_Directions for this task_
Reproduce the entries so that every line matches the original exactly.

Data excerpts
---------------

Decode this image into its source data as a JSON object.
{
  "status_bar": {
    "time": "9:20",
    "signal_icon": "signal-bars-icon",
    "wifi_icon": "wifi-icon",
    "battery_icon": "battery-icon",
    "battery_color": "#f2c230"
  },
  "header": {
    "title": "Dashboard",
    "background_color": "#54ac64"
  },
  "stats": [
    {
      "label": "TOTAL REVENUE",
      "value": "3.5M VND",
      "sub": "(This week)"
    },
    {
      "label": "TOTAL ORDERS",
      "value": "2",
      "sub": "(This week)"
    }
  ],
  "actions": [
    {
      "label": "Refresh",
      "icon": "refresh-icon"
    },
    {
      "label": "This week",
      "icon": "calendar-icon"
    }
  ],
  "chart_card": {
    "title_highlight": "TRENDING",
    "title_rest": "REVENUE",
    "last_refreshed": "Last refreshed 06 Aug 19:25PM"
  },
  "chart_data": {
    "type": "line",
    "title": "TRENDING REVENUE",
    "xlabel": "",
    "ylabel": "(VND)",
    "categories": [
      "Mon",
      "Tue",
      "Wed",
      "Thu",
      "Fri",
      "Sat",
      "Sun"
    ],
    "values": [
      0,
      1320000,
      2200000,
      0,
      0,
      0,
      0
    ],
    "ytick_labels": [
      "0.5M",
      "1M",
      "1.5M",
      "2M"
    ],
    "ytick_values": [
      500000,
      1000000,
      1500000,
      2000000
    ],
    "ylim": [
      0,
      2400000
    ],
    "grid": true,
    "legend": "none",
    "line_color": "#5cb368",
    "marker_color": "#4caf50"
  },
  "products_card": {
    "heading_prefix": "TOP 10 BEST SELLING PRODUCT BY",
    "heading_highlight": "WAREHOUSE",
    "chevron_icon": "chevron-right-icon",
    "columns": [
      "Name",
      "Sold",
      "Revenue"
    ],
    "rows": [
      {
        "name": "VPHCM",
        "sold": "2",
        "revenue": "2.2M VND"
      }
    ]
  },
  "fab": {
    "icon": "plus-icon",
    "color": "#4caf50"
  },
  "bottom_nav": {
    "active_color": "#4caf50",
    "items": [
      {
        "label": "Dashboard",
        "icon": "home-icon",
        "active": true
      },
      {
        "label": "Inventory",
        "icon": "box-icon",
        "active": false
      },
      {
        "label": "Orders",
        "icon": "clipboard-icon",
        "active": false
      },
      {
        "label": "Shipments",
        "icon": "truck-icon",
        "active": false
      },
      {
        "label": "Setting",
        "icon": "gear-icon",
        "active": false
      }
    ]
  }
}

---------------

_Answer section_
Decode this image into its source data as a JSON object.
{
  "status_bar": {
    "time": "9:20",
    "signal_icon": "signal-bars-icon",
    "wifi_icon": "wifi-icon",
    "battery_icon": "battery-icon",
    "battery_color": "#f2c230"
  },
  "header": {
    "title": "Dashboard",
    "background_color": "#54ac64"
  },
  "stats": [
    {
      "label": "TOTAL REVENUE",
      "value": "3.5M VND",
      "sub": "(This week)"
    },
    {
      "label": "TOTAL ORDERS",
      "value": "2",
      "sub": "(This week)"
    }
  ],
  "actions": [
    {
      "label": "Refresh",
      "icon": "refresh-icon"
    },
    {
      "label": "This week",
      "icon": "calendar-icon"
    }
  ],
  "chart_card": {
    "title_highlight": "TRENDING",
    "title_rest": "REVENUE",
    "last_refreshed": "Last refreshed 06 Aug 19:25PM"
  },
  "chart_data": {
    "type": "line",
    "title": "TRENDING REVENUE",
    "xlabel": "",
    "ylabel": "(VND)",
    "categories": [
      "Mon",
      "Tue",
      "Wed",
      "Thu",
      "Fri",
      "Sat",
      "Sun"
    ],
    "values": [
      0,
      1320000,
      2200000,
      0,
      0,
      0,
      0
    ],
    "ytick_labels": [
      "0.5M",
      "1M",
      "1.5M",
      "2M"
    ],
    "ytick_values": [
      500000,
      1000000,
      1500000,
      2000000
    ],
    "ylim": [
      0,
      2400000
    ],
    "grid": true,
    "legend": "none",
    "line_color": "#5cb368",
    "marker_color": "#4caf50"
  },
  "products_card": {
    "heading_prefix": "TOP 10 BEST SELLING PRODUCT BY",
    "heading_highlight": "WAREHOUSE",
    "chevron_icon": "chevron-right-icon",
    "columns": [
      "Name",
      "Sold",
      "Revenue"
    ],
    "rows": [
      {
        "name": "VPHCM",
        "sold": "2",
        "revenue": "2.2M VND"
      }
    ]
  },
  "fab": {
    "icon": "plus-icon",
    "color": "#4caf50"
  },
  "bottom_nav": {
    "active_color": "#4caf50",
    "items": [
      {
        "label": "Dashboard",
        "icon": "home-icon",
        "active": true
      },
      {
        "label": "Inventory",
        "icon": "box-icon",
        "active": false
      },
      {
        "label": "Orders",
        "icon": "clipboard-icon",
        "active": false
      },
      {
        "label": "Shipments",
        "icon": "truck-icon",
        "active": false
      },
      {
        "label": "Setting",
        "icon": "gear-icon",
        "active": false
      }
    ]
  }
}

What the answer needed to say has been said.